**What is expected:** Could you output the entries that follow exactly, omitting any pictures they contain?

Start of Block

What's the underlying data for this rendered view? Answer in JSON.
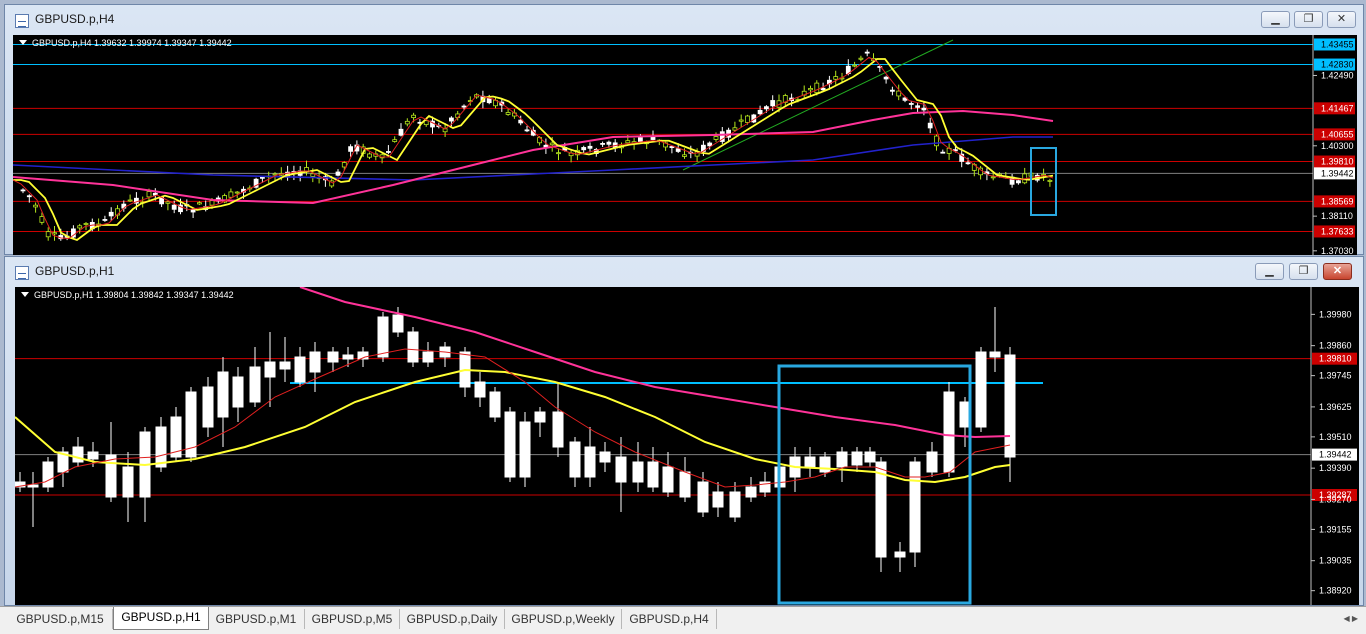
{
  "windows": {
    "h4": {
      "title": "GBPUSD.p,H4",
      "header": "GBPUSD.p,H4  1.39632 1.39974 1.39347 1.39442",
      "price_axis": [
        "1.43455",
        "1.42830",
        "1.42490",
        "1.41467",
        "1.40655",
        "1.40300",
        "1.39810",
        "1.39442",
        "1.38569",
        "1.38110",
        "1.37633",
        "1.37030"
      ],
      "buttons": {
        "minimize": "▁",
        "restore": "❐",
        "close": "✕"
      }
    },
    "h1": {
      "title": "GBPUSD.p,H1",
      "header": "GBPUSD.p,H1  1.39804 1.39842 1.39347 1.39442",
      "price_axis": [
        "1.39980",
        "1.39860",
        "1.39810",
        "1.39745",
        "1.39625",
        "1.39510",
        "1.39442",
        "1.39390",
        "1.39287",
        "1.39270",
        "1.39155",
        "1.39035",
        "1.38920"
      ],
      "buttons": {
        "minimize": "▁",
        "restore": "❐",
        "close": "✕"
      }
    }
  },
  "tabs": [
    "GBPUSD.p,M15",
    "GBPUSD.p,H1",
    "GBPUSD.p,M1",
    "GBPUSD.p,M5",
    "GBPUSD.p,Daily",
    "GBPUSD.p,Weekly",
    "GBPUSD.p,H4"
  ],
  "active_tab": "GBPUSD.p,H1",
  "tab_scroll": "◀ ▶",
  "colors": {
    "chart_bg": "#000000",
    "bull": "#b5e61d",
    "bear": "#ffffff",
    "ma_fast": "#e02020",
    "ma_mid": "#ffff33",
    "ma_slow": "#ff3399",
    "ma_long": "#2222cc",
    "hline_red": "#cc0000",
    "hline_blue": "#00bfff",
    "highlight_box": "#29a8e0"
  }
}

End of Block

**Problem solution:**
What's the underlying data for this rendered view? Answer in JSON.
{
  "windows": {
    "h4": {
      "title": "GBPUSD.p,H4",
      "header": "GBPUSD.p,H4  1.39632 1.39974 1.39347 1.39442",
      "price_axis": [
        "1.43455",
        "1.42830",
        "1.42490",
        "1.41467",
        "1.40655",
        "1.40300",
        "1.39810",
        "1.39442",
        "1.38569",
        "1.38110",
        "1.37633",
        "1.37030"
      ],
      "buttons": {
        "minimize": "▁",
        "restore": "❐",
        "close": "✕"
      }
    },
    "h1": {
      "title": "GBPUSD.p,H1",
      "header": "GBPUSD.p,H1  1.39804 1.39842 1.39347 1.39442",
      "price_axis": [
        "1.39980",
        "1.39860",
        "1.39810",
        "1.39745",
        "1.39625",
        "1.39510",
        "1.39442",
        "1.39390",
        "1.39287",
        "1.39270",
        "1.39155",
        "1.39035",
        "1.38920"
      ],
      "buttons": {
        "minimize": "▁",
        "restore": "❐",
        "close": "✕"
      }
    }
  },
  "tabs": [
    "GBPUSD.p,M15",
    "GBPUSD.p,H1",
    "GBPUSD.p,M1",
    "GBPUSD.p,M5",
    "GBPUSD.p,Daily",
    "GBPUSD.p,Weekly",
    "GBPUSD.p,H4"
  ],
  "active_tab": "GBPUSD.p,H1",
  "tab_scroll": "◀ ▶",
  "colors": {
    "chart_bg": "#000000",
    "bull": "#b5e61d",
    "bear": "#ffffff",
    "ma_fast": "#e02020",
    "ma_mid": "#ffff33",
    "ma_slow": "#ff3399",
    "ma_long": "#2222cc",
    "hline_red": "#cc0000",
    "hline_blue": "#00bfff",
    "highlight_box": "#29a8e0"
  }
}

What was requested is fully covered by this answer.